Anything else you want to let us know?
It’s a very fascinating time to be in the live event business, that isn’t live events. We’ve always considered ourselves a bit of a market alternative, something that’d augment the live event space. We never dreamed we’d be launching as a solution for where we’re at today. From a technology standpoint, VR is basically gamers. You need a nice gaming computer with a good graphics card. If you don’t have that, then you can’t experience the high-def stuff you want to experience. It’s still a very niche product, but there’s billions being invested in edge computing 5G, which is the technology that will drive self-driving cars. This will remove the computer from the process. In 24 to 36 months, all you’ll need is a wireless, sleek looking headset and you’ll be getting streams in an even more photorealistic level of detail.
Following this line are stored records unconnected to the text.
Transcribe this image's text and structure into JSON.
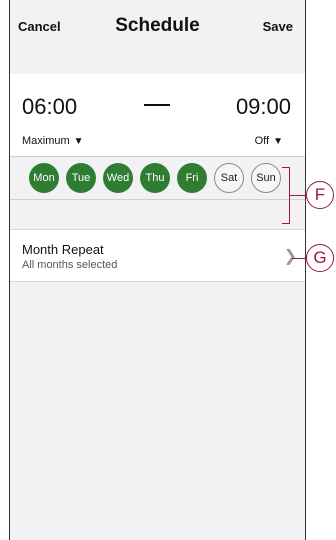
{
  "navbar": {
    "cancel_label": "Cancel",
    "title": "Schedule",
    "save_label": "Save"
  },
  "time_range": {
    "start_time": "06:00",
    "end_time": "09:00",
    "start_mode": "Maximum",
    "end_mode": "Off",
    "caret_icon": "▼"
  },
  "days": [
    {
      "label": "Mon",
      "selected": true
    },
    {
      "label": "Tue",
      "selected": true
    },
    {
      "label": "Wed",
      "selected": true
    },
    {
      "label": "Thu",
      "selected": true
    },
    {
      "label": "Fri",
      "selected": true
    },
    {
      "label": "Sat",
      "selected": false
    },
    {
      "label": "Sun",
      "selected": false
    }
  ],
  "month_repeat": {
    "title": "Month Repeat",
    "subtitle": "All months selected",
    "chevron_icon": "chevron-right-icon"
  },
  "callouts": {
    "days": "F",
    "month": "G"
  },
  "colors": {
    "accent": "#2e7d32",
    "callout": "#9d1a3a",
    "background": "#f2f2f4"
  }
}
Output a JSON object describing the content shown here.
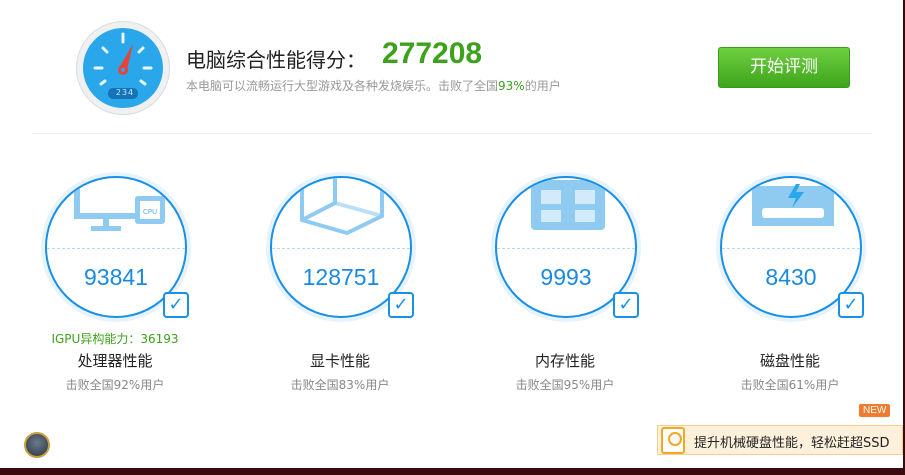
{
  "header": {
    "gauge_readout": "234",
    "title": "电脑综合性能得分：",
    "score": "277208",
    "sub_before": "本电脑可以流畅运行大型游戏及各种发烧娱乐。击败了全国",
    "sub_pct": "93%",
    "sub_after": "的用户",
    "start_button": "开始评测"
  },
  "cards": [
    {
      "score": "93841",
      "extra": "IGPU异构能力：36193",
      "name": "处理器性能",
      "beat": "击败全国92%用户",
      "icon": "cpu-monitor-icon"
    },
    {
      "score": "128751",
      "name": "显卡性能",
      "beat": "击败全国83%用户",
      "icon": "gpu-cube-icon"
    },
    {
      "score": "9993",
      "name": "内存性能",
      "beat": "击败全国95%用户",
      "icon": "memory-chip-icon"
    },
    {
      "score": "8430",
      "name": "磁盘性能",
      "beat": "击败全国61%用户",
      "icon": "disk-icon"
    }
  ],
  "promo": {
    "badge": "NEW",
    "text": "提升机械硬盘性能，轻松赶超SSD"
  },
  "colors": {
    "accent": "#1890e8",
    "green": "#3ca11b",
    "orange": "#f07b2e"
  }
}
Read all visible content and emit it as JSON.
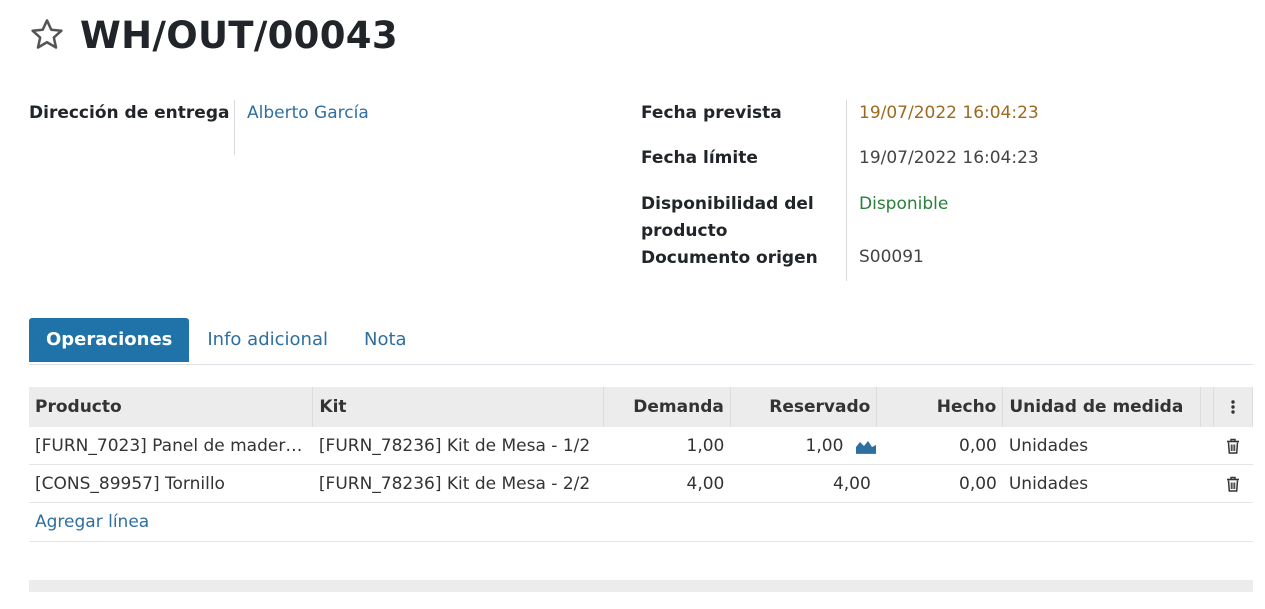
{
  "record": {
    "title": "WH/OUT/00043"
  },
  "fields": {
    "delivery_address_label": "Dirección de entrega",
    "delivery_address_value": "Alberto García",
    "scheduled_date_label": "Fecha prevista",
    "scheduled_date_value": "19/07/2022 16:04:23",
    "deadline_label": "Fecha límite",
    "deadline_value": "19/07/2022 16:04:23",
    "availability_label": "Disponibilidad del producto",
    "availability_value": "Disponible",
    "origin_label": "Documento origen",
    "origin_value": "S00091"
  },
  "tabs": [
    {
      "label": "Operaciones",
      "active": true
    },
    {
      "label": "Info adicional",
      "active": false
    },
    {
      "label": "Nota",
      "active": false
    }
  ],
  "table": {
    "headers": {
      "product": "Producto",
      "kit": "Kit",
      "demand": "Demanda",
      "reserved": "Reservado",
      "done": "Hecho",
      "uom": "Unidad de medida"
    },
    "rows": [
      {
        "product": "[FURN_7023] Panel de mader…",
        "kit": "[FURN_78236] Kit de Mesa - 1/2",
        "demand": "1,00",
        "reserved": "1,00",
        "done": "0,00",
        "uom": "Unidades",
        "forecast": true
      },
      {
        "product": "[CONS_89957] Tornillo",
        "kit": "[FURN_78236] Kit de Mesa - 2/2",
        "demand": "4,00",
        "reserved": "4,00",
        "done": "0,00",
        "uom": "Unidades",
        "forecast": false
      }
    ],
    "add_line": "Agregar línea"
  },
  "colors": {
    "link": "#2f6fa0",
    "warning": "#9c6a1f",
    "success": "#28803a",
    "tab_active_bg": "#1f73a8",
    "header_bg": "#ececec"
  },
  "icons": [
    "star-icon",
    "forecast-chart-icon",
    "trash-icon",
    "kebab-menu-icon"
  ]
}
We really believe that’s the iPhone moment or beyond. Because now your barrier to entry is the price of a pair of headphones. I imagine the telecoms will be giving them away at that point because there’s so many in our ecosystem. Especially for artists, live events are primarily the only way they generate any legitimate serious revenue. When you look at the Marshmello stunts in Fortnite, 10.7 million people showed up for a 10-minute cartoon show. They generated 25 million in micro-transactions in that 10 minutes. Artists now have this new, totally different model of monetization, also selling digital goods. You want the DJ Ruckus limited edition sneaks for your avatar for a $1.99? Of course I do.